Just a few more words to point out how important this project is in highlighting the attractiveness of Greece as an investment destination. Volkswagen’s decision to come to Greece to implement this project is also a vote of confidence in Greece’s growth prospects, but also in the seriousness of this government, to be able to implement a complex project.

As you know, a month ago Microsoft announced a 1 billion data center capital project in Athens. Pfizer has made a decision to set up one of its digital hubs in Thessaloniki. Just yesterday Digital Realty, a big US company, announced the acquisition of Lamda Helix, which is the leading data center operator in Greece.

All this points to a repositioning of Greece, a country that does not just rely on its traditional natural advantages -such as tourism- or its geographical position, but is really embracing the future. And when we talk about the future we talk about innovation and addressing climate change. I think this project brings all of these components of our strategy together.

One last point, we want to make sure that this strategy provides opportunities that are fairly distributed across the country. This is not just about Athens. This is not just about Thessaloniki. It is also about medium-size Greek towns that are currently centers for innovation. But it is also about our islands, our smaller islands.

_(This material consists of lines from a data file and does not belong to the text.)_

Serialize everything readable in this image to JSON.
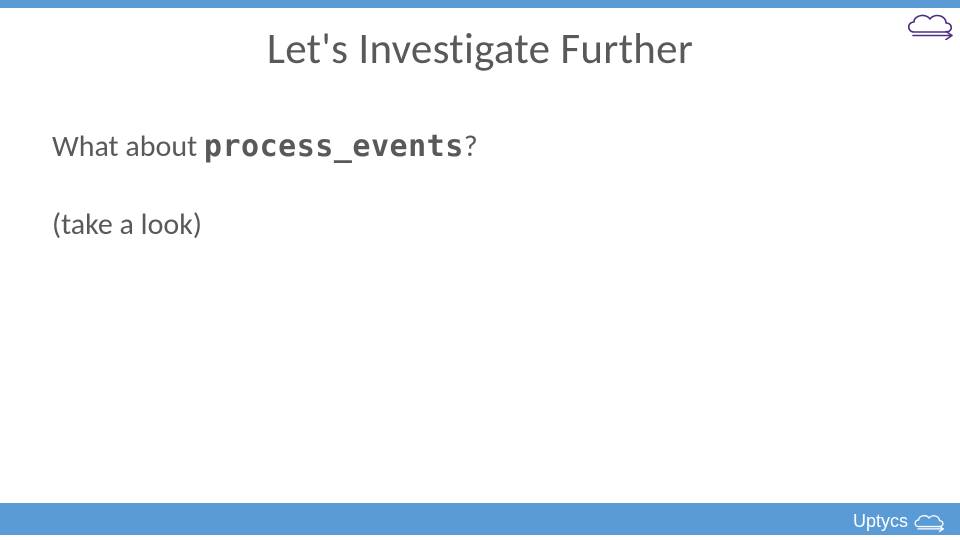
{
  "title": "Let's Investigate Further",
  "body": {
    "line1_prefix": "What about ",
    "line1_code": "process_events",
    "line1_suffix": "?",
    "line2": "(take a look)"
  },
  "footer": {
    "brand": "Uptycs"
  }
}
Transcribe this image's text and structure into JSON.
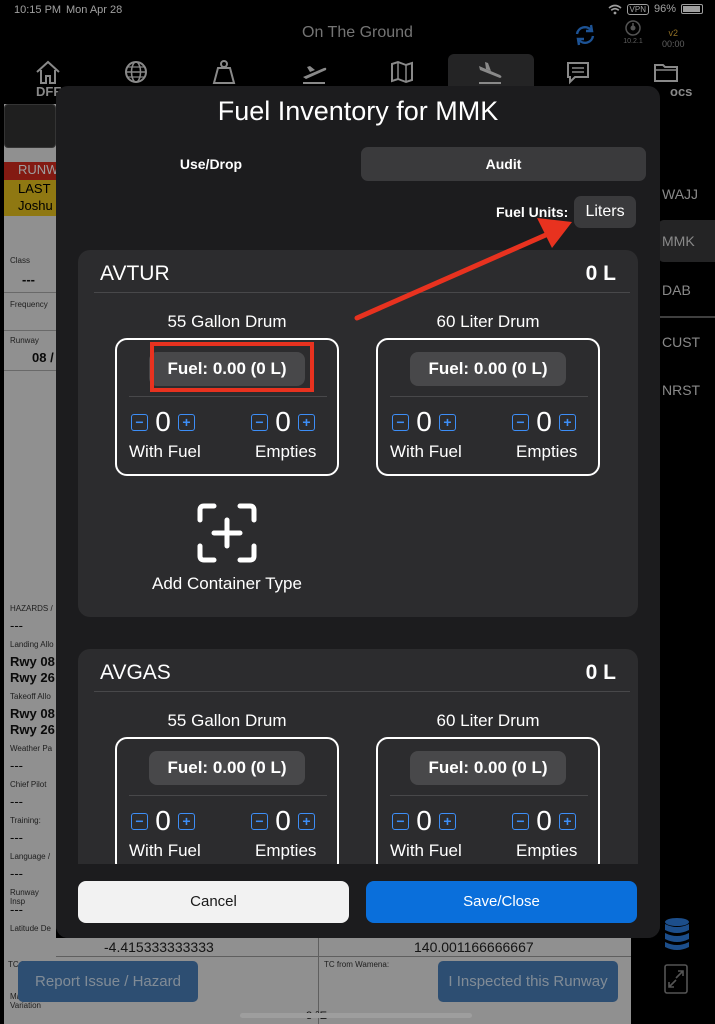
{
  "status_bar": {
    "time": "10:15 PM",
    "date": "Mon Apr 28",
    "vpn": "VPN",
    "battery": "96%"
  },
  "header": {
    "title": "On The Ground",
    "app_version_small": "10.2.1",
    "version": "v2",
    "timer": "00:00"
  },
  "tabs": [
    {
      "icon": "home-icon",
      "label": "DFF"
    },
    {
      "icon": "globe-icon"
    },
    {
      "icon": "weight-icon"
    },
    {
      "icon": "takeoff-icon"
    },
    {
      "icon": "map-icon"
    },
    {
      "icon": "landing-icon"
    },
    {
      "icon": "message-icon"
    },
    {
      "icon": "folder-icon",
      "label": "ocs"
    }
  ],
  "left_panel": {
    "red_text": "RUNW",
    "yellow_line1": "LAST",
    "yellow_line2": "Joshu",
    "fields": [
      {
        "label": "Class",
        "value": "---"
      },
      {
        "label": "Frequency",
        "value": ""
      },
      {
        "label": "Runway",
        "value": "08 /"
      },
      {
        "label": "HAZARDS /",
        "value": "---"
      },
      {
        "label": "Landing Allo",
        "value": "Rwy 08",
        "value2": "Rwy 26"
      },
      {
        "label": "Takeoff Allo",
        "value": "Rwy 08",
        "value2": "Rwy 26"
      },
      {
        "label": "Weather Pa",
        "value": "---"
      },
      {
        "label": "Chief Pilot",
        "value": "---"
      },
      {
        "label": "Training:",
        "value": "---"
      },
      {
        "label": "Language /",
        "value": "---"
      },
      {
        "label": "Runway Insp",
        "value": "---"
      },
      {
        "label": "Latitude De",
        "value": ""
      },
      {
        "label": "",
        "value": ""
      },
      {
        "label": "Mag Variation",
        "value": ""
      }
    ]
  },
  "right_panel": {
    "items": [
      "WAJJ",
      "MMK",
      "DAB",
      "CUST",
      "NRST"
    ],
    "active": "MMK"
  },
  "background_table": {
    "latitude": "-4.415333333333",
    "longitude": "140.001166666667",
    "tc_left": "TC from Sentani:",
    "tc_right": "TC from Wamena:",
    "bottom_text": "3 °E"
  },
  "background_buttons": {
    "report": "Report Issue / Hazard",
    "inspected": "I Inspected this Runway"
  },
  "modal": {
    "title": "Fuel Inventory for MMK",
    "segments": [
      "Use/Drop",
      "Audit"
    ],
    "selected_segment": "Audit",
    "fuel_units_label": "Fuel Units:",
    "fuel_units_value": "Liters",
    "sections": [
      {
        "name": "AVTUR",
        "total": "0 L",
        "containers": [
          {
            "title": "55 Gallon Drum",
            "fuel": "Fuel: 0.00 (0 L)",
            "with_fuel_count": "0",
            "with_fuel_label": "With Fuel",
            "empties_count": "0",
            "empties_label": "Empties"
          },
          {
            "title": "60 Liter Drum",
            "fuel": "Fuel: 0.00 (0 L)",
            "with_fuel_count": "0",
            "with_fuel_label": "With Fuel",
            "empties_count": "0",
            "empties_label": "Empties"
          }
        ],
        "add_label": "Add Container Type"
      },
      {
        "name": "AVGAS",
        "total": "0 L",
        "containers": [
          {
            "title": "55 Gallon Drum",
            "fuel": "Fuel: 0.00 (0 L)",
            "with_fuel_count": "0",
            "with_fuel_label": "With Fuel",
            "empties_count": "0",
            "empties_label": "Empties"
          },
          {
            "title": "60 Liter Drum",
            "fuel": "Fuel: 0.00 (0 L)",
            "with_fuel_count": "0",
            "with_fuel_label": "With Fuel",
            "empties_count": "0",
            "empties_label": "Empties"
          }
        ]
      }
    ],
    "stepper": {
      "minus": "−",
      "plus": "+"
    },
    "cancel": "Cancel",
    "save": "Save/Close"
  },
  "colors": {
    "accent_blue": "#0a6fdb",
    "annotation_red": "#e8321f",
    "stepper_blue": "#3d8ef7",
    "runway_red": "#d42a1e",
    "runway_yellow": "#e7c21d"
  }
}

Astypalaia can and will become a model of sustainable development not just at a national, but European, a global level. It can set an example of how small communities can benefit from addressing old problems with new solutions.

Of course what we try out on Astypalaia, Herbert, I am sure once it is successful -and it will be successful- can be scaled elsewhere.

So I am absolutely convinced that we will be proud of what we achieve. It will be in Astypalaia, of all places, that we will be able to get a glimpse of the future.

So thank you all again very much. Herbert, I hope to see you in Astypalaia once this Covid adventure is over. And dear Mayor please convey my greetings to all the people of Astypalaia. I hope I will be able to visit you soon to talk more about this project in situ.

Thank you again very much.